TO DO: Please find all lines in the data that hold the string "Samuel" and copy them.

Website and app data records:
· · · ·

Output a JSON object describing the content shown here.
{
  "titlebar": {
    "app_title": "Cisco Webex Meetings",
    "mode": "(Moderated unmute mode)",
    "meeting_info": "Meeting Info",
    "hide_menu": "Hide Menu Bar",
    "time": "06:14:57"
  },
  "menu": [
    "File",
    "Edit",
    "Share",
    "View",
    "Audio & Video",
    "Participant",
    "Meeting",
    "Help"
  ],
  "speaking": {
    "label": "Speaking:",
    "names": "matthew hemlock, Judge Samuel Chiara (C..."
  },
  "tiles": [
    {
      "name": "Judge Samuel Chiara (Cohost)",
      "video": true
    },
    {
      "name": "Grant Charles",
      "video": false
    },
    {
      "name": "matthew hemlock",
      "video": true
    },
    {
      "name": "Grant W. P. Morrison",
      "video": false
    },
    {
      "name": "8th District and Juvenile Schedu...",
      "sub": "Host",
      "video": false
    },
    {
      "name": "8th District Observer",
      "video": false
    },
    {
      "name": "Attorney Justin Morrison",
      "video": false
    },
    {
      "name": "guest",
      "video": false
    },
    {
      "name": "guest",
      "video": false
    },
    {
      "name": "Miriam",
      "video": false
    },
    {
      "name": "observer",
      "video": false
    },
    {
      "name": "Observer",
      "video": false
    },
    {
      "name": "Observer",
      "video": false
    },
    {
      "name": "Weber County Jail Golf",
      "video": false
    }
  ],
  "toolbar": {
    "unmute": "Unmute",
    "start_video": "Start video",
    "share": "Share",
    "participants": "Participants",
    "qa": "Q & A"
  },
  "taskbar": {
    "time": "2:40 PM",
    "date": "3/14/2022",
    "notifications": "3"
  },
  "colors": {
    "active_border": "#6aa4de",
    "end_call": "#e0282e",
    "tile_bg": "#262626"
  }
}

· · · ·

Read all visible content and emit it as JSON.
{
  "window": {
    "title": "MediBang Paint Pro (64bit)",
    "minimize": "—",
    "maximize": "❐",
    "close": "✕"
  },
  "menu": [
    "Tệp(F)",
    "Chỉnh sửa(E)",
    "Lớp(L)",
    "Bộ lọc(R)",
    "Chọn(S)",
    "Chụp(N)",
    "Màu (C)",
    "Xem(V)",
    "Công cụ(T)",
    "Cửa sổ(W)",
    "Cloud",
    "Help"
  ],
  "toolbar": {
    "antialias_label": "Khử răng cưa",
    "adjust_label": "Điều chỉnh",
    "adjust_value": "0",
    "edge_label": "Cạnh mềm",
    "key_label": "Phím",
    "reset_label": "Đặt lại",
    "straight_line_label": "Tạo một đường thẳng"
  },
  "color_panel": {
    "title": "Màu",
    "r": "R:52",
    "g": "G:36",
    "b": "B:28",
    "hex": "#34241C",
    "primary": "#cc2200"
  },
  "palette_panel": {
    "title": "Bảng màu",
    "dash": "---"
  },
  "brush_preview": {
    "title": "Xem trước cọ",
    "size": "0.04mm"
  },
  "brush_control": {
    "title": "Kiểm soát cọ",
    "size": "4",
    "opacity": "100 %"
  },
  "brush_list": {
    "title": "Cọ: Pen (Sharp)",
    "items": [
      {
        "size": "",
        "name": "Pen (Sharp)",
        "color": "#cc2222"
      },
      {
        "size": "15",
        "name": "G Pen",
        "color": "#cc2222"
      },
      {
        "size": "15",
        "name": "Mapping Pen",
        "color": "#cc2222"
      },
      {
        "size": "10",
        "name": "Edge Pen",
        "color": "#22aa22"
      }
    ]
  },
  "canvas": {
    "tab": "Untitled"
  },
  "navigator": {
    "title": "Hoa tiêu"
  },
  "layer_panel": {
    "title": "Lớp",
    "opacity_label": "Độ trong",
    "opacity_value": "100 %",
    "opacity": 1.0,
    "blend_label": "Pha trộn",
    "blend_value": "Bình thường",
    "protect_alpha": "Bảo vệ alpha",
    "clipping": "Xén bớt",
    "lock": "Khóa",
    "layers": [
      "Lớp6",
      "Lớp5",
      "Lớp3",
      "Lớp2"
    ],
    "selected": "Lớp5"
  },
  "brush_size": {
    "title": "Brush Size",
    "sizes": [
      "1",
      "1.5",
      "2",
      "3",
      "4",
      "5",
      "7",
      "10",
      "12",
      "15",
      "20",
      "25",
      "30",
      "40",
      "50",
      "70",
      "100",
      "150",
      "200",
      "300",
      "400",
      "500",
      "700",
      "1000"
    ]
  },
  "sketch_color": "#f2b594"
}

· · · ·

ANSWER BELOW:
    "names": "matthew hemlock, Judge Samuel Chiara (C..."
      "name": "Judge Samuel Chiara (Cohost)",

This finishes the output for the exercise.